## Assignment
Below are records. Find each line in them that holds the word "weekday" and copy it.
Task inputs START
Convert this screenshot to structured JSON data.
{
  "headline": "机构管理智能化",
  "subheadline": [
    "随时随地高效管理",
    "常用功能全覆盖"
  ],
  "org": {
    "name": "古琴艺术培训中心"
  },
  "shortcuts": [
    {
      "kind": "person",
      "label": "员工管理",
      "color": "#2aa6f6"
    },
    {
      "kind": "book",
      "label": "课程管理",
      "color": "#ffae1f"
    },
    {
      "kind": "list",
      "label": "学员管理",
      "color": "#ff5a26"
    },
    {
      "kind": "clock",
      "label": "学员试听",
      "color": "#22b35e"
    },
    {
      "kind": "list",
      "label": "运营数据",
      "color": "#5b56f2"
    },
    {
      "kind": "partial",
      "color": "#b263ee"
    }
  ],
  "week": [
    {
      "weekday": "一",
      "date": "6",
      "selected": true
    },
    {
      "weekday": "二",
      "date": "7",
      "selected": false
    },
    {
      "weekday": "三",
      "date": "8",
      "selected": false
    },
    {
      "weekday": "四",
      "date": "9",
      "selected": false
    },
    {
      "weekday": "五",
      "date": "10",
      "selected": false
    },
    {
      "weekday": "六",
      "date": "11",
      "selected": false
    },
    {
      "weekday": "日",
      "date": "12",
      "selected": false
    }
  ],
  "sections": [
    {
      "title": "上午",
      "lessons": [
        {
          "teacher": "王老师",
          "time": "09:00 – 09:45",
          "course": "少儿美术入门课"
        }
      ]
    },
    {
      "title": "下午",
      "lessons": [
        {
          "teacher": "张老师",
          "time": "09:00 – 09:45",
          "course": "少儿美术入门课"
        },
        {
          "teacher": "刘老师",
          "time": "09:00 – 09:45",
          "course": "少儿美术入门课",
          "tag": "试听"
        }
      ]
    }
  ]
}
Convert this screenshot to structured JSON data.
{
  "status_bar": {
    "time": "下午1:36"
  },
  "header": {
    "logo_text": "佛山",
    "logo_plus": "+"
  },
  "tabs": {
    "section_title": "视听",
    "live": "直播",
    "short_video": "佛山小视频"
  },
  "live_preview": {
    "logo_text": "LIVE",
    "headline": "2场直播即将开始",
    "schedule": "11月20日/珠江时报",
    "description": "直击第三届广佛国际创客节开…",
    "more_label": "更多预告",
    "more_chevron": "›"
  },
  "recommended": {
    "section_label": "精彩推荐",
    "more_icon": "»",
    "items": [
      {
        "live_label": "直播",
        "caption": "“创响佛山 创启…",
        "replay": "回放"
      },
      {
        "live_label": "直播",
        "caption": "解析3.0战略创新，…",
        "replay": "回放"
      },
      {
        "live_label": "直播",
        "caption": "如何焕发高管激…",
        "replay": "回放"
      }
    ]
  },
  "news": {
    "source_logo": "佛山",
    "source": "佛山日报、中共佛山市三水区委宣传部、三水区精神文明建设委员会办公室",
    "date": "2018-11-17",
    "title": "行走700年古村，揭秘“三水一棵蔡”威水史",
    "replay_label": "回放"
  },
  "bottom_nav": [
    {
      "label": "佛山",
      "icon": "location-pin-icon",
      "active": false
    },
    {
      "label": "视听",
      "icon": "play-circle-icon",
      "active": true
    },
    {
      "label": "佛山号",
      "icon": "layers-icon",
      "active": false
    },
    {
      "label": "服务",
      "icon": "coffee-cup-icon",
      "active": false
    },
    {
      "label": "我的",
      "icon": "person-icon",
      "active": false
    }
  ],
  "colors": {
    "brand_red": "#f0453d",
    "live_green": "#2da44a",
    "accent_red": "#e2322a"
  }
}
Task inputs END
## Completed exercise
      "weekday": "一",
      "weekday": "二",
      "weekday": "三",
      "weekday": "四",
      "weekday": "五",
      "weekday": "六",
      "weekday": "日",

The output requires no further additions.